Target has been one of the big names at the forefront of the positive shift embracing representation and inclusivity.
Over the past few years, we've witnessed a slow but definite shift in society's views towards representation. Whereas once the topic was thoughtlessly brushed aside by those who've never known what it's like to be a minority, today we see big corporations and brands embracing the call for inclusiveness in their marketing campaigns. Target, for example, has been one of the big names at the forefront of this positive shift, having taken many steps to make all its customers feel welcome and seen. Recently, the company saw it's efforts pay off when a mom took to Facebook to share a photo of her 2-year-old son mesmerized by an ad he saw at a Target store in Arizona.
What was supposed to be a routine trip to the store for young Oliver Garza-Pena last week, turned into a powerful reminder for all on why representation matters when the toddler saw someone like him in between an apparel aisle. Oliver, who turns two next month, has caudal regression syndrome which impairs the development of the lower half of the body. The little one, who uses a wheelchair to get around, was awestruck when he came across an advertisement featuring a boy—just like him—was seated in a wheelchair.
Speaking to Good Morning America, Oliver's mother, Demi Garza Pena, revealed that she "could not break" her son's gaze from the advertisement in the boy's clothing section. "I could see the look on his face, he knew that boy was like him," she said. The ad that stopped Oliver in his tracks, featured 10-year-old Colton Robinson of West Springfield, Massachusetts. Garza Pena captured a photo of her son staring at Colton's image in awe and shared it on Facebook, thanking Target for giving Oliver the opportunity to see himself represented.
Thank you Target! Today Oliver stopped me dead in his tracks and turned back around to see this picture that he spotted! He just stared at it in awe! He recognized another boy like him, smiling and laughing on a display at Target. Oliver sees kids every day, but he never gets to see kids like him. This was amazing! I am so happy that other kids that pass through here with their parents, will see this! There is a lot of focus on representing diversity, but representing people with disabilities is just as important, she wrote.

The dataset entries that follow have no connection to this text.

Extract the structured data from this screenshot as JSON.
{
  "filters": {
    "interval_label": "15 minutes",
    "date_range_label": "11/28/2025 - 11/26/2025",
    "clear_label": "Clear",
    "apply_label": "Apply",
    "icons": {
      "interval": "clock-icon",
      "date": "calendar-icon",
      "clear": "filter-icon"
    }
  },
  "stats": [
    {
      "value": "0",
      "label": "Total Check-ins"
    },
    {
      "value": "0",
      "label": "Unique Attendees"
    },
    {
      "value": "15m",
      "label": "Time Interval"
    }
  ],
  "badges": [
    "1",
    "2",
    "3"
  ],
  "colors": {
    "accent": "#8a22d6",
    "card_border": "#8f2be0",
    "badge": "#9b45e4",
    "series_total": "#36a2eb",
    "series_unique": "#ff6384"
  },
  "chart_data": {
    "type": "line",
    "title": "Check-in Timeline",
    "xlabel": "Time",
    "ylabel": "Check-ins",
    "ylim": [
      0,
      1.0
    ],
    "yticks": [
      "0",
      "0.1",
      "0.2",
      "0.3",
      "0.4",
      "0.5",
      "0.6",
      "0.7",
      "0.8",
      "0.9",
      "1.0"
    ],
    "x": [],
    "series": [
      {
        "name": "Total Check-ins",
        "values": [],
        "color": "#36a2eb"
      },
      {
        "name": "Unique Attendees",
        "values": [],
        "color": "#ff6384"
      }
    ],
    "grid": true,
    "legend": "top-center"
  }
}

https://t.co/e8cNNzEFt1 @LittleThingsUSA Thanks for the write up! 1 Post + 2 beautiful boys= 3 Representation, inclusion and diversity @TheEllenShow @ellentube @andylassner @KellyClarksonTV Let’s get these boys to meet to carry on their message! 🧑🏻🦽👨🦽❤️— Colton Robinson (@arobinson1516) February 14, 2020
The post quickly went viral on social media and soon reached Colton's mom, Ashley Robinson. "I was overcome by emotion and started crying. The expression on Oliver’s face looking up to Colton was extremely touching," Robinson revealed. Since posting on February 5, the Facebook post has garnered over 44k likes and Garza Pena hopes the incident will help more brands realize why representation is so important. "When I posted the photo I knew it was heartwarming and had a huge message to us in a very personal way but we didn't realize the world felt the same way," she said.
"It brings us faith to see the backing we got this from. We hope to educate the world on inclusion and representation because every child needs a role model. We want companies to jump on board for more inclusive advertising. These photos need to be everywhere all the time. People with disabilities need more representation in the community," she added. Robinson shared similar sentiments, saying, "Children of all abilities and sizes need to be represented. I mean, who doesn’t want to look at an ad and see someone that you have something in common with? It’s important for everyone to feel included. It’s just a beautiful thing."
A 2-year-old in a wheelchair went viral after his mom posted his reaction to seeing an ad featuring a boy in a wheelchair at Target. https://t.co/PLdTAkdJAd pic.twitter.com/5cgxJ9rSXI— CNN (@CNN) February 14, 2020